In June of 1925, Locke was accused of failure to file tax returns for the ten years prior. In court he was also accused of having taken a salary for appointments to non-existant posts within the state government. Though Locke still had a host of strong supporters, this second legal entanglement was enough that the national headquarters decided it was time to recall Locke from his position of power over the Colorado Realm. Though Locke initially resisted stepping down, it was only a few days later that he filed articles of incorporation with the state for the creation of a new organization called the Minute Men of America. (Essentially he gave up white robes in order to don the costume of a revolutionary solider — including tri-corner hats and knee breaches, though most of the tenants of the new organization appeared to be fairly similar to the group he had just left behind.)

March on Washington in 1926. (Library of Congress)

With their dynamic leader now in charge of a new organization, 5,000 of Denver’s 17,000 Klansmen made the switch over to the Minute Men. Many others decided that the split was a good opportunity to stuff their robes into a corner of the attic and move on with their lives.

And yet, the Klan lived in. The locus of control swung away from Denver and landed in Canon City under the new Grand Dragon, Fred Arnold. There it remained as the Klan continued to lose power and influence until, in 1928, the leadership of the Realm shifted back to Denver. By that point all momentum was gone.

With the coming of the Great Depression, Klan membership fees became onerous. Membership continued to drop and new members were hard to come by. The Colorado Klan had become but a shell of its former self. But it didn’t die out. And several of the men who had gained power and political clout through the support of the Klan continued to serve the state.
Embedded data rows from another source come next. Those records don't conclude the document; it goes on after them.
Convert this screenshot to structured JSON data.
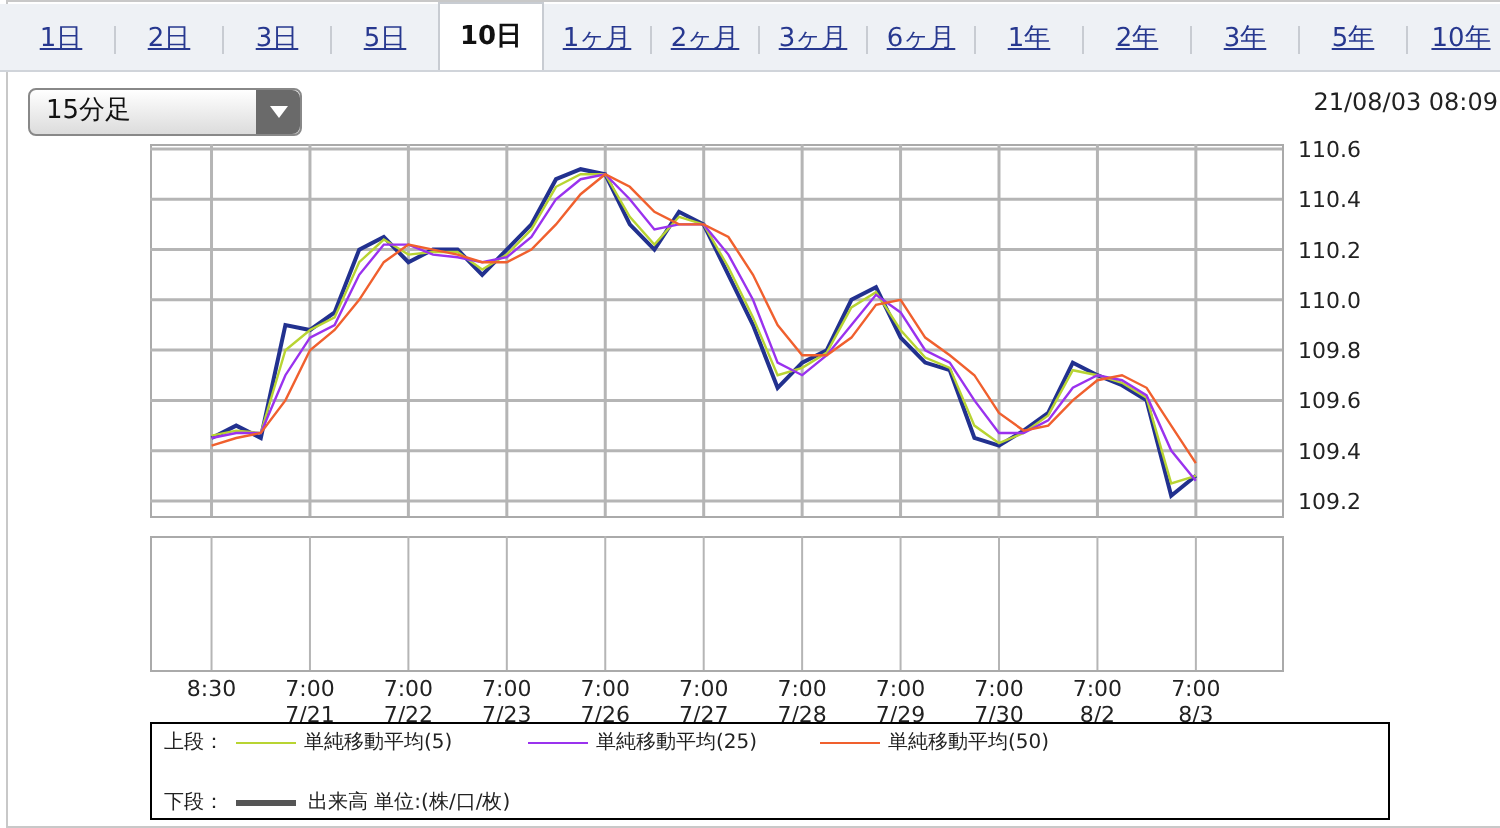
{
  "tabs": [
    {
      "label": "1日",
      "selected": false
    },
    {
      "label": "2日",
      "selected": false
    },
    {
      "label": "3日",
      "selected": false
    },
    {
      "label": "5日",
      "selected": false
    },
    {
      "label": "10日",
      "selected": true
    },
    {
      "label": "1ヶ月",
      "selected": false
    },
    {
      "label": "2ヶ月",
      "selected": false
    },
    {
      "label": "3ヶ月",
      "selected": false
    },
    {
      "label": "6ヶ月",
      "selected": false
    },
    {
      "label": "1年",
      "selected": false
    },
    {
      "label": "2年",
      "selected": false
    },
    {
      "label": "3年",
      "selected": false
    },
    {
      "label": "5年",
      "selected": false
    },
    {
      "label": "10年",
      "selected": false
    }
  ],
  "interval_select": {
    "value": "15分足"
  },
  "timestamp": "21/08/03 08:09",
  "chart": {
    "chart_data": {
      "type": "line",
      "series": [
        {
          "color": "#22318f",
          "values": [
            null,
            null,
            109.45,
            109.5,
            109.45,
            109.9,
            109.88,
            109.95,
            110.2,
            110.25,
            110.15,
            110.2,
            110.2,
            110.1,
            110.2,
            110.3,
            110.48,
            110.52,
            110.5,
            110.3,
            110.2,
            110.35,
            110.3,
            110.1,
            109.9,
            109.65,
            109.75,
            109.8,
            110.0,
            110.05,
            109.85,
            109.75,
            109.72,
            109.45,
            109.42,
            109.48,
            109.55,
            109.75,
            109.7,
            109.66,
            109.6,
            109.22,
            109.3,
            null,
            null,
            null
          ]
        },
        {
          "name": "単純移動平均(5)",
          "color": "#b8d432",
          "values": [
            null,
            null,
            109.46,
            109.48,
            109.47,
            109.8,
            109.88,
            109.93,
            110.15,
            110.24,
            110.18,
            110.19,
            110.19,
            110.12,
            110.18,
            110.28,
            110.45,
            110.5,
            110.5,
            110.33,
            110.22,
            110.33,
            110.3,
            110.13,
            109.93,
            109.7,
            109.73,
            109.79,
            109.97,
            110.03,
            109.88,
            109.77,
            109.73,
            109.5,
            109.43,
            109.47,
            109.54,
            109.72,
            109.7,
            109.67,
            109.61,
            109.27,
            109.3,
            null,
            null,
            null
          ]
        },
        {
          "name": "単純移動平均(25)",
          "color": "#9a32ee",
          "values": [
            null,
            null,
            109.45,
            109.47,
            109.47,
            109.7,
            109.85,
            109.9,
            110.1,
            110.22,
            110.22,
            110.18,
            110.17,
            110.15,
            110.17,
            110.25,
            110.4,
            110.48,
            110.5,
            110.4,
            110.28,
            110.3,
            110.3,
            110.18,
            110.0,
            109.75,
            109.7,
            109.78,
            109.9,
            110.02,
            109.95,
            109.8,
            109.75,
            109.6,
            109.47,
            109.47,
            109.52,
            109.65,
            109.7,
            109.68,
            109.62,
            109.4,
            109.28,
            null,
            null,
            null
          ]
        },
        {
          "name": "単純移動平均(50)",
          "color": "#f0602e",
          "values": [
            null,
            null,
            109.42,
            109.45,
            109.47,
            109.6,
            109.8,
            109.88,
            110.0,
            110.15,
            110.22,
            110.2,
            110.18,
            110.15,
            110.15,
            110.2,
            110.3,
            110.42,
            110.5,
            110.45,
            110.35,
            110.3,
            110.3,
            110.25,
            110.1,
            109.9,
            109.78,
            109.78,
            109.85,
            109.98,
            110.0,
            109.85,
            109.78,
            109.7,
            109.55,
            109.48,
            109.5,
            109.6,
            109.68,
            109.7,
            109.65,
            109.5,
            109.35,
            null,
            null,
            null
          ]
        }
      ],
      "ylim": [
        109.14,
        110.62
      ],
      "grid": true,
      "yticks": [
        {
          "value": 109.2,
          "label": "109.2"
        },
        {
          "value": 109.4,
          "label": "109.4"
        },
        {
          "value": 109.6,
          "label": "109.6"
        },
        {
          "value": 109.8,
          "label": "109.8"
        },
        {
          "value": 110.0,
          "label": "110.0"
        },
        {
          "value": 110.2,
          "label": "110.2"
        },
        {
          "value": 110.4,
          "label": "110.4"
        },
        {
          "value": 110.6,
          "label": "110.6"
        }
      ]
    }
  },
  "time_axis_labels": [
    "8:30",
    "7:00 7/21",
    "7:00 7/22",
    "7:00 7/23",
    "7:00 7/26",
    "7:00 7/27",
    "7:00 7/28",
    "7:00 7/29",
    "7:00 7/30",
    "7:00 8/2",
    "7:00 8/3"
  ],
  "legend": {
    "upper_label": "上段：",
    "lower_label": "下段：",
    "lower_item": {
      "label": "出来高 単位:(株/口/枚)",
      "color": "#555555"
    }
  }
}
Their objectives remained largely the same, though the Hidden Empire was no longer in a position to support their activities.

Hiram Wesley Evans, Grand Wizard in 1926. (Library of Congress)


Foundation for the Future

The Knights of the Ku Klux Klan had risen from non-existence in Colorado in early 1921 to having over a hundred thousand members by the middle of the decade. They swept the political landscape in the 1924 election and propelled several politicians into careers that lasted beyond the Klan’s own control. Though there were membership drives in the 1930s, the organization was unable to regain the level of power that it had once held. But it also has never died out. Catholics and minorities continued to experience harassment and boycotts through the 1950s. Though there was a resurgence of Klan activity in the 50s and 60s, the political wave that had taken over Colorado in the 20s was never repeated.


This article is part of a series. Read the other articles here:
– An Overview of the Klan in Colorado, Part 1 – Chronological Context
– When the Klan Came to Colorado, Part 2 – Rise to Power
– When the Klan Came to Colorado, Part 3 — Denouement
– How the Klan Took Over Colorado, Part 4 — Shrewd Planning, Crafted Messaging
– Colorado Women of the Ku Klux Klan, Part 5
– The Klan in Colorado Part 6 — Bringing Religion into It
– The Klan in Northern Colorado, Part 7 — We Weren’t Immune
– Timeline of the KKK in (mostly northern) Colorado in the 1920s — An Appendix



The image of a single Klansman in front of a fiery cross is from the Denver Public Library, Rh-595.

Robert Alan Goldberg’s book, Hooded Empire: The Ku Klux Klan in Colorado was my primary source for this article. There is a LOT of information that I wasn’t able to include due to space. If you have the time and interest, I highly recommend Goldberg’s book. He used many primary sources as well as interviews with former Klan members. (University of Illinois Press, 1981.) The book is available through the Poudre Public Library system and may be available through other northern Colorado libraries as well.

Newspaper quotes were accessed through ColoradoHistoricNewspapers.com.